Theoretical Physicist Fails to Impress America's Got Talent Judges with Wormhole Act
Editor's Note: Since America's Got Talent is currently airing a new season, thought I'd reprise this gem I wrote during last season's auditions. Wouldn't you just love to see this act in Vegas?
Things got a little strange Wednesday night in Chicago when a one-man act by the name of Arcus Temporis came on stage armed only with a chalkboard and a piece of chalk and an eraser.
“What is your name?” asked Piers Morgan of this wild-eyed man. In a Swedish accent, the man gave his name, “I am Arcus Temporis and I am 87 years olt,” he said as he took in the huge crowd he stood before.
“And what are you here to do for us tonight, Arcus?” said Piers.
“I vill attempt to proof da exeestence of vormholes by formulating da equation hopefully vidin da 90 seconts dat eest allowed me,” replied the strange little man in a heavy Swedish accent.
Piers replied, “off you go then.”
The little physicist walked up to the blackboard which had the words “Wormhole Theory” written at the top.

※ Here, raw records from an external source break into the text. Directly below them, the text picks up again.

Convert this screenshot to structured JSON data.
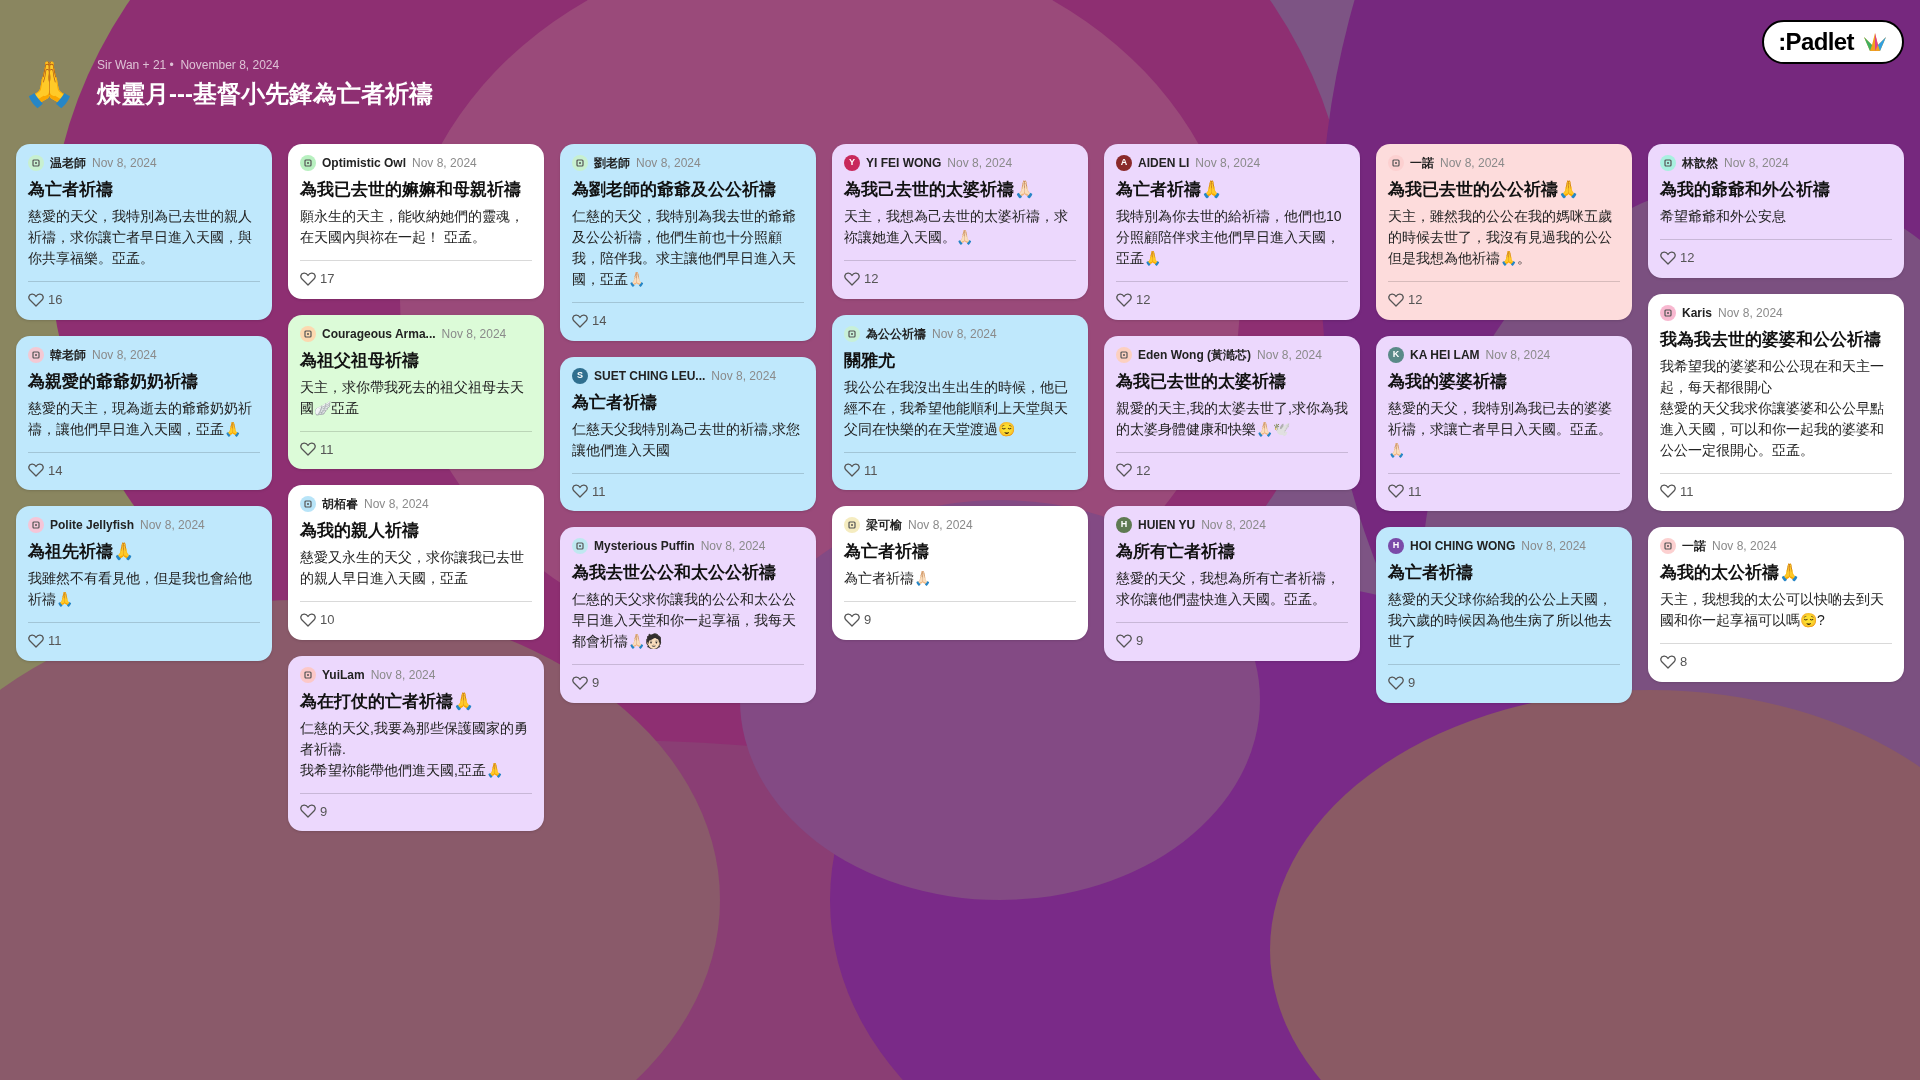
{
  "header": {
    "emoji": "🙏",
    "meta": "Sir Wan + 21 •  November 8, 2024",
    "title": "煉靈月---基督小先鋒為亡者祈禱"
  },
  "logo": ":Padlet",
  "columns": [
    {
      "cards": [
        {
          "author": "温老師",
          "avatar": {
            "color": "#c8f0d0"
          },
          "date": "Nov 8, 2024",
          "title": "為亡者祈禱",
          "body": "慈愛的天父，我特別為已去世的親人祈禱，求你讓亡者早日進入天國，與你共享福樂。亞孟。",
          "likes": "16",
          "color": "#bfe8fc"
        },
        {
          "author": "韓老師",
          "avatar": {
            "color": "#f3c9d4"
          },
          "date": "Nov 8, 2024",
          "title": "為親愛的爺爺奶奶祈禱",
          "body": "慈愛的天主，現為逝去的爺爺奶奶祈禱，讓他們早日進入天國，亞孟🙏",
          "likes": "14",
          "color": "#bfe8fc"
        },
        {
          "author": "Polite Jellyfish",
          "avatar": {
            "color": "#f5c6d8"
          },
          "date": "Nov 8, 2024",
          "title": "為祖先祈禱🙏",
          "body": "我雖然不有看見他，但是我也會給他祈禱🙏",
          "likes": "11",
          "color": "#bfe8fc"
        }
      ]
    },
    {
      "cards": [
        {
          "author": "Optimistic Owl",
          "avatar": {
            "color": "#b8f0c0"
          },
          "date": "Nov 8, 2024",
          "title": "為我已去世的嫲嫲和母親祈禱",
          "body": "願永生的天主，能收納她們的靈魂，在天國內與祢在一起！ 亞孟。",
          "likes": "17",
          "color": "#ffffff"
        },
        {
          "author": "Courageous Arma...",
          "avatar": {
            "color": "#fcd9b0"
          },
          "date": "Nov 8, 2024",
          "title": "為祖父祖母祈禱",
          "body": "天主，求你帶我死去的祖父祖母去天國🪽亞孟",
          "likes": "11",
          "color": "#dcfbd8"
        },
        {
          "author": "胡栢睿",
          "avatar": {
            "color": "#b8e4f8"
          },
          "date": "Nov 8, 2024",
          "title": "為我的親人祈禱",
          "body": "慈愛又永生的天父，求你讓我已去世的親人早日進入天國，亞孟",
          "likes": "10",
          "color": "#ffffff"
        },
        {
          "author": "YuiLam",
          "avatar": {
            "color": "#fcc8c8"
          },
          "date": "Nov 8, 2024",
          "title": "為在打仗的亡者祈禱🙏",
          "body": [
            "仁慈的天父,我要為那些保護國家的勇者祈禱.",
            "我希望祢能帶他們進天國,亞孟🙏"
          ],
          "likes": "9",
          "color": "#ecd8fd"
        }
      ]
    },
    {
      "cards": [
        {
          "author": "劉老師",
          "avatar": {
            "color": "#c8f0d0"
          },
          "date": "Nov 8, 2024",
          "title": "為劉老師的爺爺及公公祈禱",
          "body": "仁慈的天父，我特別為我去世的爺爺及公公祈禱，他們生前也十分照顧我，陪伴我。求主讓他們早日進入天國，亞孟🙏🏻",
          "likes": "14",
          "color": "#bfe8fc"
        },
        {
          "author": "SUET CHING LEU...",
          "avatar": {
            "color": "#2f6f8f",
            "letter": "S"
          },
          "date": "Nov 8, 2024",
          "title": "為亡者祈禱",
          "body": "仁慈天父我特別為己去世的祈禱,求您讓他們進入天國",
          "likes": "11",
          "color": "#bfe8fc"
        },
        {
          "author": "Mysterious Puffin",
          "avatar": {
            "color": "#bfe8f0"
          },
          "date": "Nov 8, 2024",
          "title": "為我去世公公和太公公祈禱",
          "body": "仁慈的天父求你讓我的公公和太公公早日進入天堂和你一起享福，我每天都會祈禱🙏🏻🧑🏻",
          "likes": "9",
          "color": "#ecd8fd"
        }
      ]
    },
    {
      "cards": [
        {
          "author": "YI FEI WONG",
          "avatar": {
            "color": "#c8285a",
            "letter": "Y"
          },
          "date": "Nov 8, 2024",
          "title": "為我己去世的太婆祈禱🙏🏻",
          "body": "天主，我想為己去世的太婆祈禱，求祢讓她進入天國。🙏🏻",
          "likes": "12",
          "color": "#ecd8fd"
        },
        {
          "author": "為公公祈禱",
          "avatar": {
            "color": "#c8f0d8"
          },
          "date": "Nov 8, 2024",
          "title": "關雅尤",
          "body": "我公公在我沒出生出生的時候，他已經不在，我希望他能順利上天堂與天父同在快樂的在天堂渡過😌",
          "likes": "11",
          "color": "#bfe8fc"
        },
        {
          "author": "梁可榆",
          "avatar": {
            "color": "#f5ecc0"
          },
          "date": "Nov 8, 2024",
          "title": "為亡者祈禱",
          "body": "為亡者祈禱🙏🏻",
          "likes": "9",
          "color": "#ffffff"
        }
      ]
    },
    {
      "cards": [
        {
          "author": "AIDEN LI",
          "avatar": {
            "color": "#8a2a2a",
            "letter": "A"
          },
          "date": "Nov 8, 2024",
          "title": "為亡者祈禱🙏",
          "body": "我特別為你去世的給祈禱，他們也10分照顧陪伴求主他們早日進入天國，亞孟🙏",
          "likes": "12",
          "color": "#ecd8fd"
        },
        {
          "author": "Eden Wong (黃澔芯)",
          "avatar": {
            "color": "#fcd0c0"
          },
          "date": "Nov 8, 2024",
          "title": "為我已去世的太婆祈禱",
          "body": "親愛的天主,我的太婆去世了,求你為我的太婆身體健康和快樂🙏🏻🕊️",
          "likes": "12",
          "color": "#ecd8fd"
        },
        {
          "author": "HUIEN YU",
          "avatar": {
            "color": "#5f7a52",
            "letter": "H"
          },
          "date": "Nov 8, 2024",
          "title": "為所有亡者祈禱",
          "body": "慈愛的天父，我想為所有亡者祈禱，求你讓他們盡快進入天國。亞孟。",
          "likes": "9",
          "color": "#ecd8fd"
        }
      ]
    },
    {
      "cards": [
        {
          "author": "一諾",
          "avatar": {
            "color": "#fcd0d0"
          },
          "date": "Nov 8, 2024",
          "title": "為我已去世的公公祈禱🙏",
          "body": "天主，雖然我的公公在我的媽咪五歲的時候去世了，我沒有見過我的公公但是我想為他祈禱🙏。",
          "likes": "12",
          "color": "#fddcdc"
        },
        {
          "author": "KA HEI LAM",
          "avatar": {
            "color": "#5a8a88",
            "letter": "K"
          },
          "date": "Nov 8, 2024",
          "title": "為我的婆婆祈禱",
          "body": "慈愛的天父，我特別為我已去的婆婆祈禱，求讓亡者早日入天國。亞孟。🙏🏻",
          "likes": "11",
          "color": "#ecd8fd"
        },
        {
          "author": "HOI CHING WONG",
          "avatar": {
            "color": "#7a4aa8",
            "letter": "H"
          },
          "date": "Nov 8, 2024",
          "title": "為亡者祈禱",
          "body": "慈愛的天父球你給我的公公上天國，我六歲的時候因為他生病了所以他去世了",
          "likes": "9",
          "color": "#bfe8fc"
        }
      ]
    },
    {
      "cards": [
        {
          "author": "林歆然",
          "avatar": {
            "color": "#a8f0e0"
          },
          "date": "Nov 8, 2024",
          "title": "為我的爺爺和外公祈禱",
          "body": "希望爺爺和外公安息",
          "likes": "12",
          "color": "#ecd8fd"
        },
        {
          "author": "Karis",
          "avatar": {
            "color": "#f8b8d0"
          },
          "date": "Nov 8, 2024",
          "title": "我為我去世的婆婆和公公祈禱",
          "body": [
            "我希望我的婆婆和公公現在和天主一起，每天都很開心",
            "慈愛的天父我求你讓婆婆和公公早點進入天國，可以和你一起我的婆婆和公公一定很開心。亞孟。"
          ],
          "likes": "11",
          "color": "#ffffff"
        },
        {
          "author": "一諾",
          "avatar": {
            "color": "#fcd0d0"
          },
          "date": "Nov 8, 2024",
          "title": "為我的太公祈禱🙏",
          "body": "天主，我想我的太公可以快啲去到天國和你一起享福可以嗎😌?",
          "likes": "8",
          "color": "#ffffff"
        }
      ]
    }
  ]
}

He began writing his equation with the fury of a madman, thinking, then erasing, then thinking, then erasing, then writing, scribbling furiously to beat the 90-second clock. When time was up and he continued to write, Piers was the first one to buzz the contestant. The other judges buzzed him as well.
“Sorry, Einstein,” Piers quipped, “time’s up.”
Next it was Howie Mandel’s turn to comment, “You seen one wormhole act, you’ve seen them all,” he said as the audience booed.
Sharon Osborne was a little kinder, “I’m sorry Mr. Temporis, but this particular act just wouldn’t cut it in Vegas, but you are such a sweet man, thank you for trying out.”
With that, the contestant known as Arcus Temporis put down his chalk, walked over to the middle of the stage, appeared to be pantomiming unzipping a curtain and walked through the imaginary opening, disappearing completely from the stage.